Deputy Minister in the Presidency Obed Bapela caused a panic earlier this week when he said government was considering banning dual citizenship. The move was said to be part of a plan to prevent South African citizensÂ from serving in the Israeli army. But on Thursday, Home Affairs Minister Malusi Gigaba dismissed the claim, saying there were no plans to review the Citizenship Act. ZILUNGILE MNISI asked Durbanites how they felt about the idea of having to give up dual citizenship.
Yugen Naicker, 23, Environmental health Student, Chatsworth
If dual citizenship is banned, I think it will be of a disadvantage to ordinary South Africans who have families or work in other countries. The ANC should not base this new development of banning the law on just one culture. Jewish South Africans do not even dominate the population of this country,; their relations with Israel are not that much of an impact to our country. There are stricter laws that need to be banned; laws that actually have an impact on us as citizens. For example, the law allowing children from the age of 12 being allowed to have sexual relations. Such laws affect parents and the majority of them are against it. So I think dual citizenship should not be banned, after all our constitution promotes freedom of movement.

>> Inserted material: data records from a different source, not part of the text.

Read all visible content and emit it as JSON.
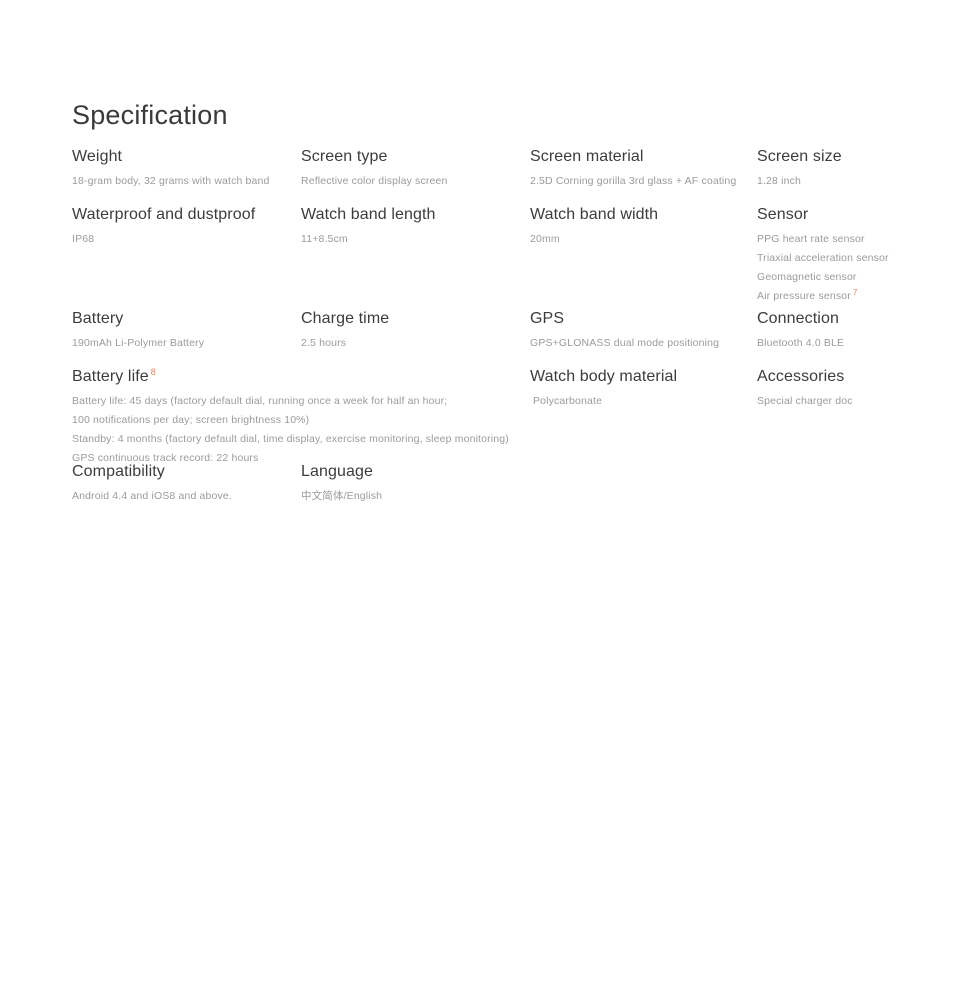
{
  "page": {
    "title": "Specification"
  },
  "specs": {
    "row1": [
      {
        "label": "Weight",
        "value": "18-gram body, 32 grams with watch band"
      },
      {
        "label": "Screen type",
        "value": "Reflective color display screen"
      },
      {
        "label": "Screen material",
        "value": "2.5D Corning gorilla 3rd glass + AF coating"
      },
      {
        "label": "Screen size",
        "value": "1.28 inch"
      }
    ],
    "row2": [
      {
        "label": "Waterproof and dustproof",
        "value": "IP68"
      },
      {
        "label": "Watch band length",
        "value": "11+8.5cm"
      },
      {
        "label": "Watch band width",
        "value": "20mm"
      },
      {
        "label": "Sensor",
        "values": [
          "PPG heart rate sensor",
          "Triaxial acceleration sensor",
          "Geomagnetic sensor",
          "Air pressure sensor"
        ],
        "footnote": "7"
      }
    ],
    "row3": [
      {
        "label": "Battery",
        "value": "190mAh Li-Polymer Battery"
      },
      {
        "label": "Charge time",
        "value": "2.5 hours"
      },
      {
        "label": "GPS",
        "value": "GPS+GLONASS dual mode positioning"
      },
      {
        "label": "Connection",
        "value": "Bluetooth 4.0 BLE"
      }
    ],
    "row4": [
      {
        "label": "Battery life",
        "footnote": "8",
        "values": [
          "Battery life: 45 days (factory default dial, running once a week for half an hour;",
          "100 notifications per day; screen brightness 10%)",
          "Standby: 4 months (factory default dial, time display, exercise monitoring, sleep monitoring)",
          "GPS continuous track record: 22 hours"
        ]
      },
      {
        "label": "Watch body material",
        "value": "Polycarbonate"
      },
      {
        "label": "Accessories",
        "value": "Special charger doc"
      }
    ],
    "row5": [
      {
        "label": "Compatibility",
        "value": "Android 4.4 and iOS8 and above."
      },
      {
        "label": "Language",
        "value": "中文简体/English"
      }
    ]
  },
  "colors": {
    "heading": "#3c3c3c",
    "body": "#9b9b9b",
    "footnote": "#e8845a",
    "background": "#ffffff"
  }
}
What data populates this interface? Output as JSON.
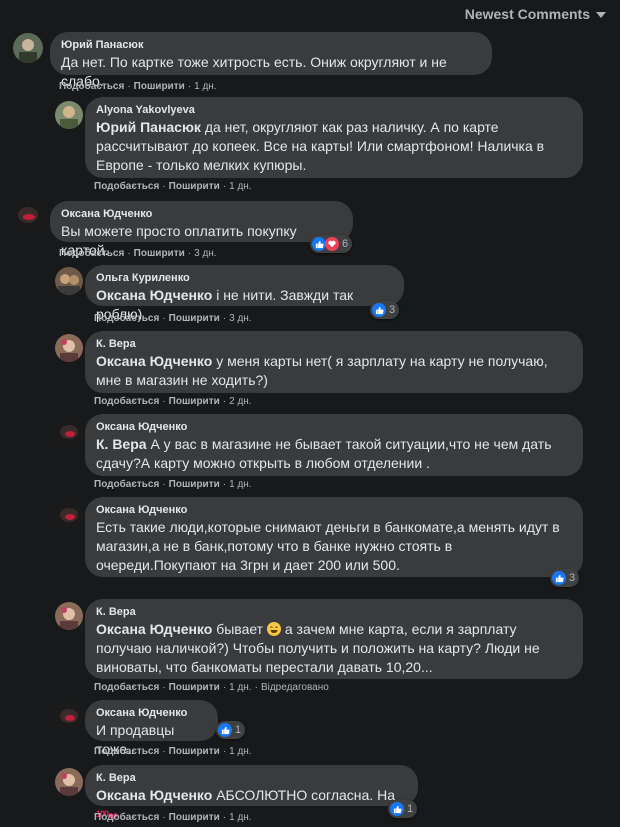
{
  "sort": {
    "label": "Newest Comments"
  },
  "actions": {
    "like": "Подобається",
    "share": "Поширити",
    "edited": "Відредаговано"
  },
  "comments": [
    {
      "author": "Юрий Панасюк",
      "text": "Да нет. По картке тоже хитрость есть. Ониж округляют и не слабо.",
      "time": "1 дн."
    },
    {
      "author": "Alyona Yakovlyeva",
      "mention": "Юрий Панасюк",
      "text": " да нет, округляют как раз наличку. А по карте рассчитывают до копеек. Все на карты! Или смартфоном! Наличка в Европе - только мелких купюры.",
      "time": "1 дн."
    },
    {
      "author": "Оксана Юдченко",
      "text": "Вы можете просто оплатить покупку картой.",
      "time": "3 дн.",
      "reactions": "6"
    },
    {
      "author": "Ольга Куриленко",
      "mention": "Оксана Юдченко",
      "text": " і не нити. Завжди так роблю)",
      "time": "3 дн.",
      "reactions": "3"
    },
    {
      "author": "К. Вера",
      "mention": "Оксана Юдченко",
      "text": " у меня карты нет( я зарплату на карту не получаю, мне в магазин не ходить?)",
      "time": "2 дн."
    },
    {
      "author": "Оксана Юдченко",
      "mention": "К. Вера",
      "text": " А у вас в магазине не бывает такой ситуации,что не чем дать сдачу?А карту можно открыть в любом отделении .",
      "time": "1 дн."
    },
    {
      "author": "Оксана Юдченко",
      "text": "Есть такие люди,которые снимают деньги в банкомате,а менять идут в магазин,а не в банк,потому что в банке нужно стоять в очереди.Покупают на 3грн и дает 200 или 500.",
      "time": "1 дн.",
      "reactions": "3"
    },
    {
      "author": "К. Вера",
      "mention": "Оксана Юдченко",
      "text_a": " бывает ",
      "text_b": " а зачем мне карта, если я зарплату получаю наличкой?) Чтобы получить и положить на карту? Люди не виноваты, что банкоматы перестали давать 10,20...",
      "time": "1 дн."
    },
    {
      "author": "Оксана Юдченко",
      "text": "И продавцы тоже..",
      "time": "1 дн.",
      "reactions": "1"
    },
    {
      "author": "К. Вера",
      "mention": "Оксана Юдченко",
      "text": " АБСОЛЮТНО согласна. На",
      "emoji_100": "100",
      "time": "1 дн.",
      "reactions": "1"
    }
  ]
}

Brian Makhowana, 22, journalism student, Durban North
I donâ€™t understand why some people want to enjoy the benefits of being a citizen in more than one country. If you were born and bred in South Africa, then you should live up to that. Travelling will not be an issue, you can travel wherever you want to but remember where home really is. If someone is a citizen of two countries, it sounds like they donâ€™t have a sense of belonging. The ANC should go ahead and ban this law because itâ€™s not like they are proposing that everyone should be confined in the country that they were born in. Everyone will still have the right to travel the world, as long as they hold one passport and belong to one nation.
Celiwe Mdletshe, 23, legal studies student, Inanda
They should not ban it at all because if we have people from other countries who have South African citizenship, apart from their own, they boost our economy too. Since they are citizens, they contribute to tax and that is not a bad thing at all. Even if people belong to more than one country, it is not like our government is at a loss. Dual citizenship has no harm to anyone. I would understand if there were substantial reasons that the ANC is basing the possible ban on, but there is really no need to complicate every citizenâ€™s lives based on one minor issue.
Nondumiso Simelane, 24, hotel hostess, Mtubatuba
I know that I would love to travel one day, and my travelling could mean that I possibly get fond of the place Iâ€™m in to a point that I live there permanently. This, before the ban, would mean that I love my life in Italy, for example, but my family and friends are still based in South Africa. I would not want to come to South Africa as a visitor and possibly be permitted a number of days to stay in a place I was born in. South Africa is my home, and no one would want to be a foreigner in a place they once called home. I do not support the banning of dual citizenship, because really the government has nothing to lose if I decide to be a citizen of three countries. I will still pay my tax towards this country and for that, I should not be asked to give up one of my passports.
Sibusiso Khumalo, 47, general worker, Folweni
I fail to comprehend how a single country and its relations to a minority of our South African population could result in a law being banned. If Jewish South Africans want to join the Israeli Defence Force or exchange arms with them, then it shouldnâ€™t lead to such a decision by the ruling party. I think there should be ways that our government could look into this and at least adjust the law, not ban it altogether. Banning it will make things very difficult for those of us who still have places to go – literally. I donâ€™t want to be restricted whenever I decide to start a life somewhere else, and I donâ€™t want to give up my South African identity either.